Four changes

Just a quick glance at the teams from Ian Holloway’s first game in charge against QPR in August 2009 to the side who beat Cardiff in the final at Wembley shows how a side can evolve over the course of a Championship season.

 

The side that played Holloway's first game in charge is on the left, set against the play off winning team on the right.

That initial side (on the left above) had the nucleus of the team that ended up being promoted, however, four spots changed throughout the course of the season. Campbell came in to provide goals, Coleman with his attacking drive from full back, Ormerod with his intuitive running and instinctive timing and finally Matt Gilks who made the number one spot his own with his effective communication and shot stopping.

Completing the jigsaw

Blackpool’s last campaign saw the side develop over the course of the season and once the play off team was completed with the signing of Seamus Coleman from Everton the team went on a run over the last nine games of the season to secure their play off spot.

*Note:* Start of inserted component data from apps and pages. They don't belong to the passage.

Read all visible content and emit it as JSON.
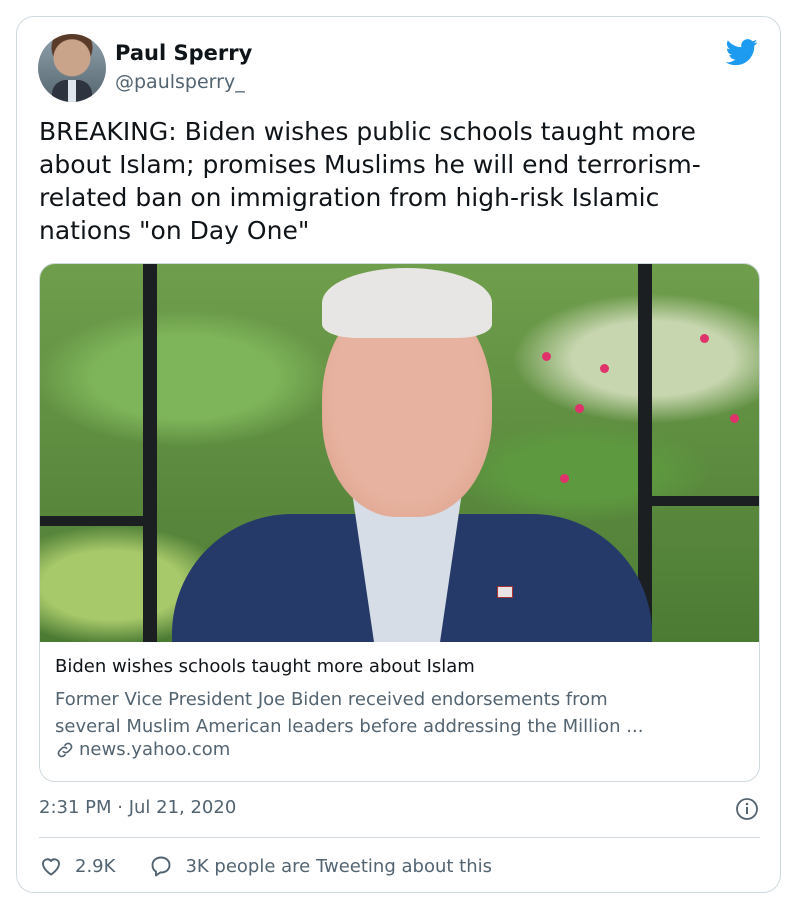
{
  "author": {
    "display_name": "Paul Sperry",
    "handle": "@paulsperry_"
  },
  "tweet": {
    "text": "BREAKING: Biden wishes public schools taught more\nabout Islam; promises Muslims he will end terrorism-\nrelated ban on immigration from high-risk Islamic\nnations \"on Day One\"",
    "timestamp": "2:31 PM · Jul 21, 2020"
  },
  "link_card": {
    "title": "Biden wishes schools taught more about Islam",
    "description_line1": "Former Vice President Joe Biden received endorsements from",
    "description_line2": "several Muslim American leaders before addressing the Million ...",
    "domain": "news.yahoo.com"
  },
  "actions": {
    "likes": "2.9K",
    "conversation": "3K people are Tweeting about this"
  },
  "colors": {
    "brand": "#1d9bf0",
    "text": "#0f1419",
    "muted": "#536471",
    "border": "#cfd9de"
  },
  "icons": {
    "platform": "twitter-bird-icon",
    "link": "link-icon",
    "info": "info-icon",
    "like": "heart-icon",
    "reply": "speech-bubble-icon"
  }
}
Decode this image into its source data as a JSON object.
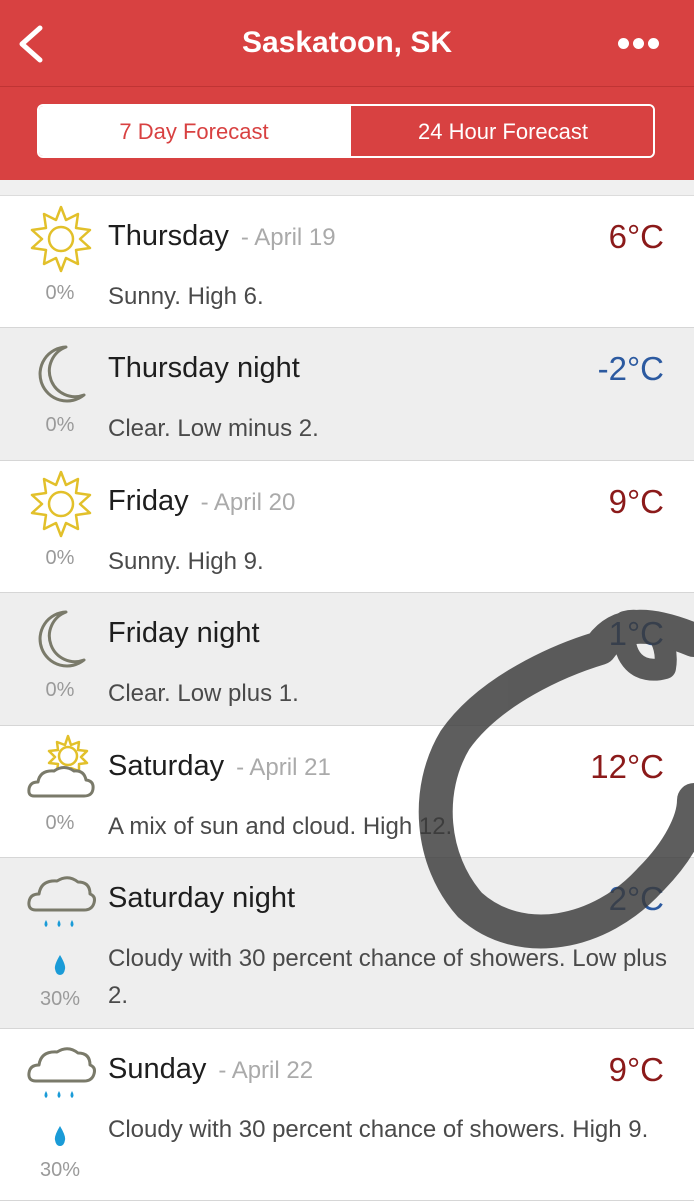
{
  "header": {
    "title": "Saskatoon, SK",
    "back_icon": "chevron-left-icon",
    "more_icon": "ellipsis-icon",
    "background_color": "#d84141"
  },
  "tabs": [
    {
      "label": "7 Day Forecast",
      "active": true
    },
    {
      "label": "24 Hour Forecast",
      "active": false
    }
  ],
  "forecast": [
    {
      "period": "Thursday",
      "date": "- April 19",
      "temp": "6°C",
      "pop": "0%",
      "desc": "Sunny. High 6.",
      "icon": "sun-icon"
    },
    {
      "period": "Thursday night",
      "date": "",
      "temp": "-2°C",
      "pop": "0%",
      "desc": "Clear. Low minus 2.",
      "icon": "moon-icon"
    },
    {
      "period": "Friday",
      "date": "- April 20",
      "temp": "9°C",
      "pop": "0%",
      "desc": "Sunny. High 9.",
      "icon": "sun-icon"
    },
    {
      "period": "Friday night",
      "date": "",
      "temp": "1°C",
      "pop": "0%",
      "desc": "Clear. Low plus 1.",
      "icon": "moon-icon"
    },
    {
      "period": "Saturday",
      "date": "- April 21",
      "temp": "12°C",
      "pop": "0%",
      "desc": "A mix of sun and cloud. High 12.",
      "icon": "sun-cloud-icon"
    },
    {
      "period": "Saturday night",
      "date": "",
      "temp": "2°C",
      "pop": "30%",
      "desc": "Cloudy with 30 percent chance of showers. Low plus 2.",
      "icon": "rain-cloud-icon"
    },
    {
      "period": "Sunday",
      "date": "- April 22",
      "temp": "9°C",
      "pop": "30%",
      "desc": "Cloudy with 30 percent chance of showers. High 9.",
      "icon": "rain-cloud-icon"
    }
  ],
  "colors": {
    "high_temp": "#8b1a1a",
    "low_temp": "#2c5aa0",
    "icon_sun": "#e2c02a",
    "icon_moon": "#7a7a6a",
    "drop": "#1a9bd7"
  }
}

Whilst this isn’t an ideal approach it gives hope as the season progresses and after every set back a quick glance across to the last time out will help to ease any worries. In fact before the play off side was completed Blackpool averaged 1.35 points per game and 1.43 goals per game. From the moment Coleman came in the points per game went up to 2.22 and goals per game jumped up to 2.33.

What a difference some loans make

Whilst this doesn’t offer a direct comparison it hopefully shows how a side evolves from beginning to end. This season is different and offers different challenges, but looking at the nucleus this time around Blackpool currently have around four spaces in their first eleven that are waiting to be taken. Those players are out there and may already be in the squad. It’s up to Holloway to find them and blend them; if he does it in a timely manner then Blackpool will be looking up. If not, then he may require a little more patience from the terraces as he looks to the following season for his new team to come to fruition.

Finally, when looking at the first 14 games of this season against the last season in the Championship Blackpool really aren’t much worse off. Last time out they had 23 points on the board, scoring 19 goals. This time out (bolstered by a 5-0 rout of Bristol City) they’ve scored one more goal (20) but have 4 less points.

When is a bad start not a bad start?

Marathon, not a sprint

Monitoring this season against that last Championship season may well be the best tonic for Blackpool supporters as well as the understanding that teams do evolve in this league. The length of season allows for mishaps and loss of form and the availability of loans allow teams to flex their personnel almost on a monthly basis should they wish. The comparisons made here aren’t flawless, but offer some guide, however, it’s always important to be mindful of what happened last season. Nottingham Forest grabbed sixth place with a total of 75 points, so Blackpool may well have to go further than last time they were here in order to get in to the play offs.

Part two of this analysis can be found here – Part Two – The Shape Of Another Journey

Advertisements

Leave a Reply

Fill in your details below or click an icon to log in:

WordPress.com Logo

You are commenting using your WordPress.com account. Log Out / Change )

Twitter picture

You are commenting using your Twitter account. Log Out / Change )

Facebook photo

You are commenting using your Facebook account. Log Out / Change )

Google+ photo

You are commenting using your Google+ account. Log Out / Change )

Connecting to %s